  1. DIN 55945 . In: German Institute for Standardization e. V. (Ed.): Colorants 1 . 7th edition. DIN-Taschenbuch 49.Berlin, Vienna, Zurich 2012, ISBN 978-3-410-23202-5 , pp. 546 .
  2. U.S. Patent No. 2252 to John Rand , accessed September 10, 2010.
  3. ^ Franz Maria Feldhaus: The technology. A lexicon. Munich 1970, column 1190.
  4. Oil paints in comparison: which colors are good?
  5. Hermann Kühn u. a .: Reclam's Handbook of Artistic Techniques . tape 1 . Philipp Reclam jun., Stuttgart 1984, ISBN 3-15-010322-3 , pp. 49 .
  6. Basics of painting technique , page 12. Retrieved in August 2020
  7. ^ Basics of painting technique , page 43. Retrieved August 2020
  8. ^ A b R. Newman, WS Taft, JW Mayer, D. Stulik, PI Kuniholm: The science of painting , Springer, New York 2000, ISBN 978-0-387-98722-4 .
  9. Safflower Oil , Product Information Art. 370, In: Kreidezeit.de, 31.07.2018
  10. ^ Basics of painting technique , page 62. Accessed in August 2020

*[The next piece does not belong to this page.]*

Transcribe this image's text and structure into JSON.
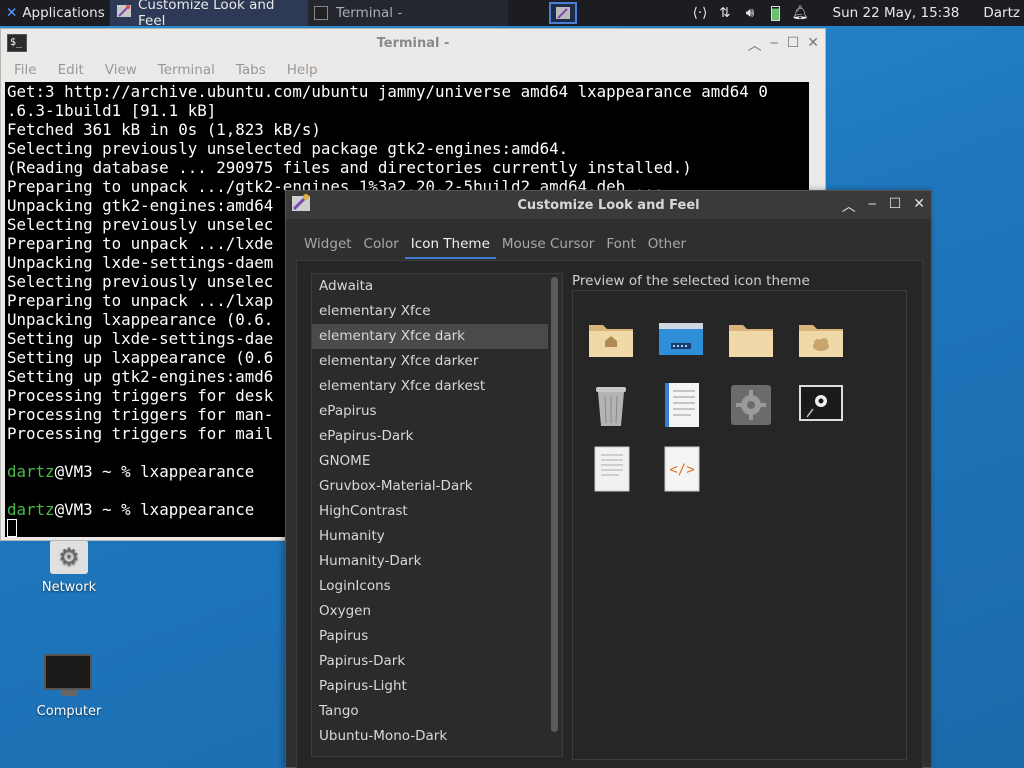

  11. ^ A b c d R. Lambourne, T. Strivens: Paint and Surface Coatings , 2nd edition, Woodhead, 1999. pp. 29, 334f. and 369. ISBN 978-1-85573-348-0 .
  12. Anti- rust paint , product information Art. 338-340, In: Kreidezeit.de, 14.08.2018
  13. ^ Definition of oil varnish , p. 4, product sheet of the Werder paint factory
  14. ↑ Encyclopedia entry Lacke , website of the journal 'Spektrum der Wissenschaft'
  15. Gerd Ziesemann, Martin Krampfer, Heinz Knieriemen: Natural colors, Aarau (Switzerland) 1996, ISBN 3-85502-523-1 , p. 94.
  16. ^ State Office for the Preservation of Monuments Hesse: Building consultant window in Hesse. Worksheet I maintenance and supplementation ( Memento from February 2, 2014 in the Internet Archive ). Wiesbaden 2001/2005.